“When you step outside our district, you get to see things from a different perspective, and learn how to do things in a different way. You put that in your tool box to use later in your career,” Cooley remarked.

While at Camden Middle School, Cooley was twice named as the county’s Principal of the Year (2013 and 2015).

As for now earning that honor in Hertford County, Cooley remarked, “This honor isn’t about me; it’s about us here at Hertford County High School. The staff here makes my job so much easier; they do all the heavy lifting, my job is to keep us moving forward in an effort to meet our academic goals. This honor is theirs more than mine.”

Cooley also thanked his boss – HCPS Superintendent Dr. William Wright – for giving him the opportunity three years ago to lead the high school.

“He’s the best I’ve ever worked for,” Cooley said. “He’s honest, he’s straight forward; he doesn’t sugarcoat things. He’s helped me to flourish.”

Cooley, who also worked as an assistant principal at Bearfield Primary School before accepting the Camden County job, holds degrees from Livingstone College, Elizabeth City State University, NC State University, and Cambridge University.

Dr. Wright offered his thoughts on the three honorees.

“A trip to Riverview Elementary’s Media Center finds a well-coordinated environment that is inviting and prepared for student and staff learning,” he said. ‘More and more Media Centers serve to enhance learning in increasingly innovative ways and Ms. Winborne and the work she does at RES stand at the forefront of that innovation.

“Mrs. Fleetwood embodies the perfect disposition for a teacher with her nurturing, professional spirit,” Dr. Wright continued. “An encounter with her immediately leaves anyone with the reassurance that you would certainly want your child in her classroom.

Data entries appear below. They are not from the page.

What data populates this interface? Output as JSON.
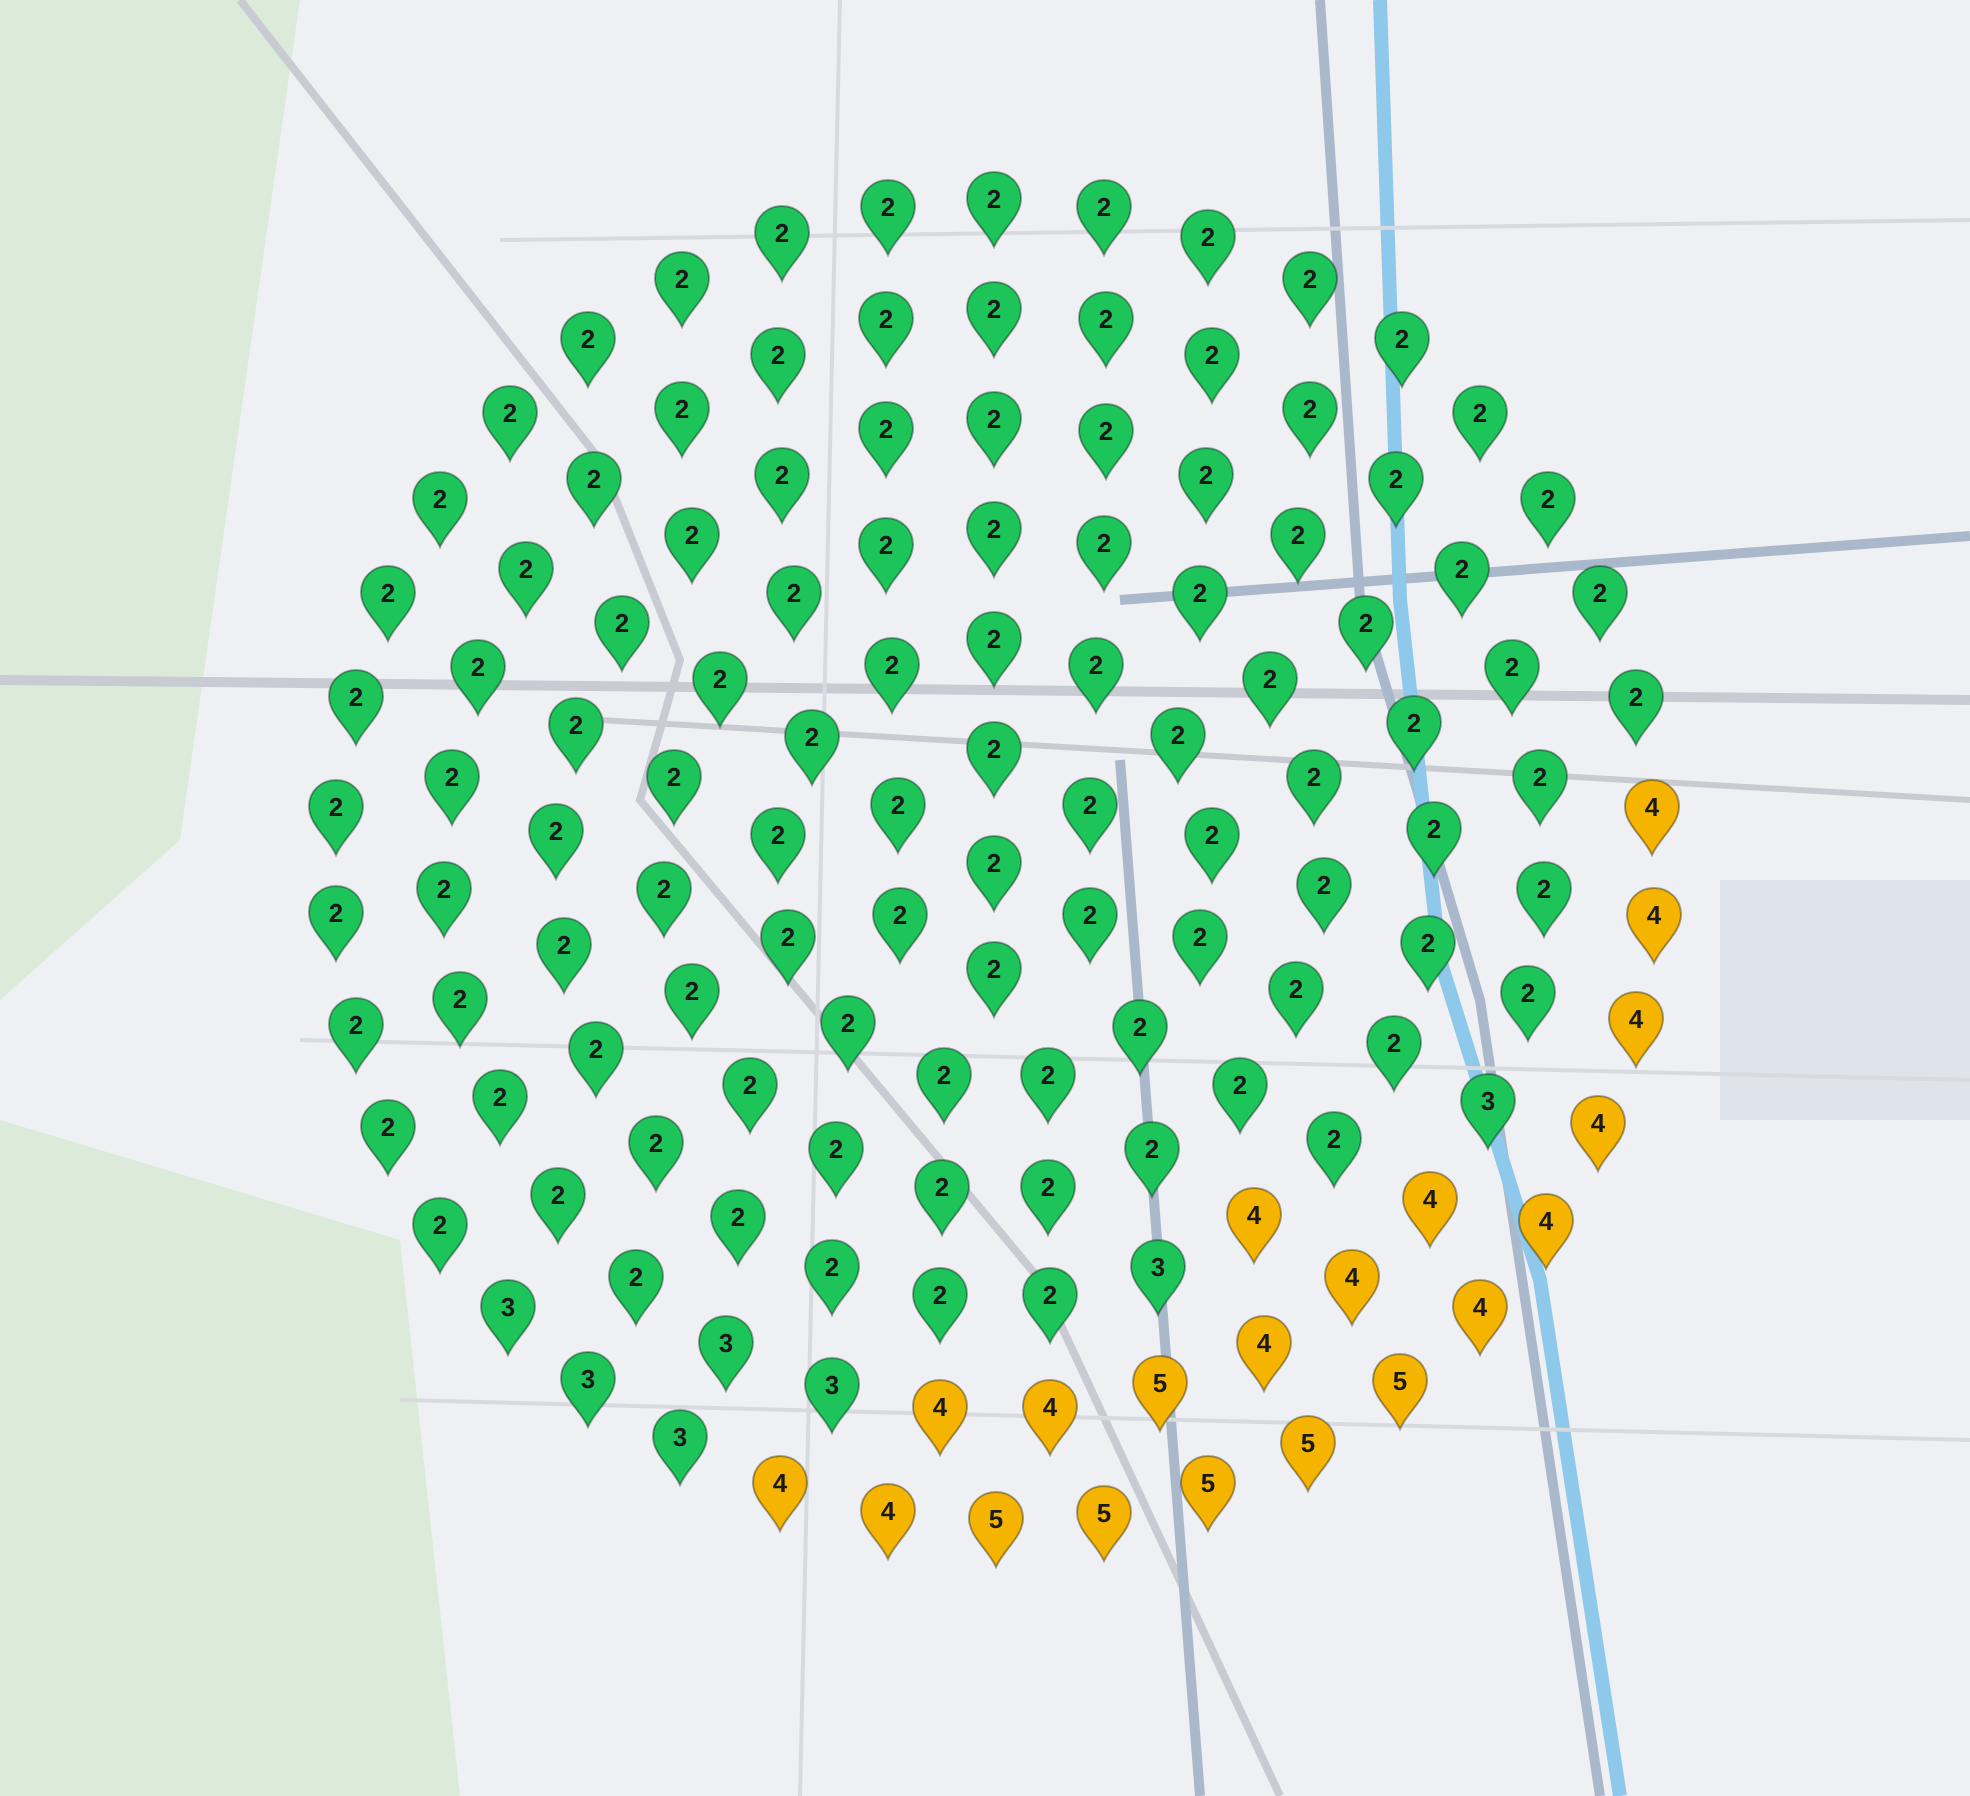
{
  "map": {
    "pins": [
      {
        "label": "2",
        "color": "#1dc45a"
      },
      {
        "label": "2",
        "color": "#1dc45a"
      },
      {
        "label": "2",
        "color": "#1dc45a"
      },
      {
        "label": "2",
        "color": "#1dc45a"
      },
      {
        "label": "2",
        "color": "#1dc45a"
      },
      {
        "label": "2",
        "color": "#1dc45a"
      },
      {
        "label": "2",
        "color": "#1dc45a"
      },
      {
        "label": "2",
        "color": "#1dc45a"
      },
      {
        "label": "2",
        "color": "#1dc45a"
      },
      {
        "label": "2",
        "color": "#1dc45a"
      },
      {
        "label": "2",
        "color": "#1dc45a"
      },
      {
        "label": "2",
        "color": "#1dc45a"
      },
      {
        "label": "2",
        "color": "#1dc45a"
      },
      {
        "label": "2",
        "color": "#1dc45a"
      },
      {
        "label": "2",
        "color": "#1dc45a"
      },
      {
        "label": "2",
        "color": "#1dc45a"
      },
      {
        "label": "2",
        "color": "#1dc45a"
      },
      {
        "label": "2",
        "color": "#1dc45a"
      },
      {
        "label": "2",
        "color": "#1dc45a"
      },
      {
        "label": "2",
        "color": "#1dc45a"
      },
      {
        "label": "2",
        "color": "#1dc45a"
      },
      {
        "label": "2",
        "color": "#1dc45a"
      },
      {
        "label": "2",
        "color": "#1dc45a"
      },
      {
        "label": "2",
        "color": "#1dc45a"
      },
      {
        "label": "2",
        "color": "#1dc45a"
      },
      {
        "label": "2",
        "color": "#1dc45a"
      },
      {
        "label": "2",
        "color": "#1dc45a"
      },
      {
        "label": "2",
        "color": "#1dc45a"
      },
      {
        "label": "2",
        "color": "#1dc45a"
      },
      {
        "label": "2",
        "color": "#1dc45a"
      },
      {
        "label": "2",
        "color": "#1dc45a"
      },
      {
        "label": "2",
        "color": "#1dc45a"
      },
      {
        "label": "2",
        "color": "#1dc45a"
      },
      {
        "label": "2",
        "color": "#1dc45a"
      },
      {
        "label": "2",
        "color": "#1dc45a"
      },
      {
        "label": "2",
        "color": "#1dc45a"
      },
      {
        "label": "2",
        "color": "#1dc45a"
      },
      {
        "label": "2",
        "color": "#1dc45a"
      },
      {
        "label": "2",
        "color": "#1dc45a"
      },
      {
        "label": "2",
        "color": "#1dc45a"
      },
      {
        "label": "2",
        "color": "#1dc45a"
      },
      {
        "label": "2",
        "color": "#1dc45a"
      },
      {
        "label": "2",
        "color": "#1dc45a"
      },
      {
        "label": "2",
        "color": "#1dc45a"
      },
      {
        "label": "2",
        "color": "#1dc45a"
      },
      {
        "label": "2",
        "color": "#1dc45a"
      },
      {
        "label": "2",
        "color": "#1dc45a"
      },
      {
        "label": "2",
        "color": "#1dc45a"
      },
      {
        "label": "2",
        "color": "#1dc45a"
      },
      {
        "label": "2",
        "color": "#1dc45a"
      },
      {
        "label": "2",
        "color": "#1dc45a"
      },
      {
        "label": "2",
        "color": "#1dc45a"
      },
      {
        "label": "2",
        "color": "#1dc45a"
      },
      {
        "label": "2",
        "color": "#1dc45a"
      },
      {
        "label": "2",
        "color": "#1dc45a"
      },
      {
        "label": "2",
        "color": "#1dc45a"
      },
      {
        "label": "2",
        "color": "#1dc45a"
      },
      {
        "label": "2",
        "color": "#1dc45a"
      },
      {
        "label": "2",
        "color": "#1dc45a"
      },
      {
        "label": "2",
        "color": "#1dc45a"
      },
      {
        "label": "2",
        "color": "#1dc45a"
      },
      {
        "label": "4",
        "color": "#f4b400"
      },
      {
        "label": "2",
        "color": "#1dc45a"
      },
      {
        "label": "2",
        "color": "#1dc45a"
      },
      {
        "label": "2",
        "color": "#1dc45a"
      },
      {
        "label": "2",
        "color": "#1dc45a"
      },
      {
        "label": "2",
        "color": "#1dc45a"
      },
      {
        "label": "2",
        "color": "#1dc45a"
      },
      {
        "label": "2",
        "color": "#1dc45a"
      },
      {
        "label": "2",
        "color": "#1dc45a"
      },
      {
        "label": "2",
        "color": "#1dc45a"
      },
      {
        "label": "2",
        "color": "#1dc45a"
      },
      {
        "label": "2",
        "color": "#1dc45a"
      },
      {
        "label": "2",
        "color": "#1dc45a"
      },
      {
        "label": "4",
        "color": "#f4b400"
      },
      {
        "label": "2",
        "color": "#1dc45a"
      },
      {
        "label": "2",
        "color": "#1dc45a"
      },
      {
        "label": "2",
        "color": "#1dc45a"
      },
      {
        "label": "2",
        "color": "#1dc45a"
      },
      {
        "label": "2",
        "color": "#1dc45a"
      },
      {
        "label": "2",
        "color": "#1dc45a"
      },
      {
        "label": "2",
        "color": "#1dc45a"
      },
      {
        "label": "2",
        "color": "#1dc45a"
      },
      {
        "label": "2",
        "color": "#1dc45a"
      },
      {
        "label": "2",
        "color": "#1dc45a"
      },
      {
        "label": "2",
        "color": "#1dc45a"
      },
      {
        "label": "2",
        "color": "#1dc45a"
      },
      {
        "label": "4",
        "color": "#f4b400"
      },
      {
        "label": "2",
        "color": "#1dc45a"
      },
      {
        "label": "2",
        "color": "#1dc45a"
      },
      {
        "label": "2",
        "color": "#1dc45a"
      },
      {
        "label": "2",
        "color": "#1dc45a"
      },
      {
        "label": "2",
        "color": "#1dc45a"
      },
      {
        "label": "2",
        "color": "#1dc45a"
      },
      {
        "label": "2",
        "color": "#1dc45a"
      },
      {
        "label": "3",
        "color": "#1dc45a"
      },
      {
        "label": "2",
        "color": "#1dc45a"
      },
      {
        "label": "4",
        "color": "#f4b400"
      },
      {
        "label": "2",
        "color": "#1dc45a"
      },
      {
        "label": "2",
        "color": "#1dc45a"
      },
      {
        "label": "2",
        "color": "#1dc45a"
      },
      {
        "label": "2",
        "color": "#1dc45a"
      },
      {
        "label": "2",
        "color": "#1dc45a"
      },
      {
        "label": "2",
        "color": "#1dc45a"
      },
      {
        "label": "2",
        "color": "#1dc45a"
      },
      {
        "label": "4",
        "color": "#f4b400"
      },
      {
        "label": "2",
        "color": "#1dc45a"
      },
      {
        "label": "2",
        "color": "#1dc45a"
      },
      {
        "label": "4",
        "color": "#f4b400"
      },
      {
        "label": "4",
        "color": "#f4b400"
      },
      {
        "label": "2",
        "color": "#1dc45a"
      },
      {
        "label": "2",
        "color": "#1dc45a"
      },
      {
        "label": "3",
        "color": "#1dc45a"
      },
      {
        "label": "4",
        "color": "#f4b400"
      },
      {
        "label": "3",
        "color": "#1dc45a"
      },
      {
        "label": "2",
        "color": "#1dc45a"
      },
      {
        "label": "2",
        "color": "#1dc45a"
      },
      {
        "label": "4",
        "color": "#f4b400"
      },
      {
        "label": "3",
        "color": "#1dc45a"
      },
      {
        "label": "4",
        "color": "#f4b400"
      },
      {
        "label": "3",
        "color": "#1dc45a"
      },
      {
        "label": "3",
        "color": "#1dc45a"
      },
      {
        "label": "5",
        "color": "#f4b400"
      },
      {
        "label": "5",
        "color": "#f4b400"
      },
      {
        "label": "4",
        "color": "#f4b400"
      },
      {
        "label": "4",
        "color": "#f4b400"
      },
      {
        "label": "3",
        "color": "#1dc45a"
      },
      {
        "label": "5",
        "color": "#f4b400"
      },
      {
        "label": "4",
        "color": "#f4b400"
      },
      {
        "label": "5",
        "color": "#f4b400"
      },
      {
        "label": "4",
        "color": "#f4b400"
      },
      {
        "label": "5",
        "color": "#f4b400"
      },
      {
        "label": "5",
        "color": "#f4b400"
      }
    ]
  }
}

“When I had an opening at HCHS and learned that Mr. Cooley had interest in the position, I took a trip to the school in which he was employed at the time to see him in action. Just as he is now, he displayed himself as a no-nonsense leader who is passionate about outcomes for students,” Dr. Wright noted.

The Superintendent added that he wished the trio good luck as they now advance to the Regional level of recognition.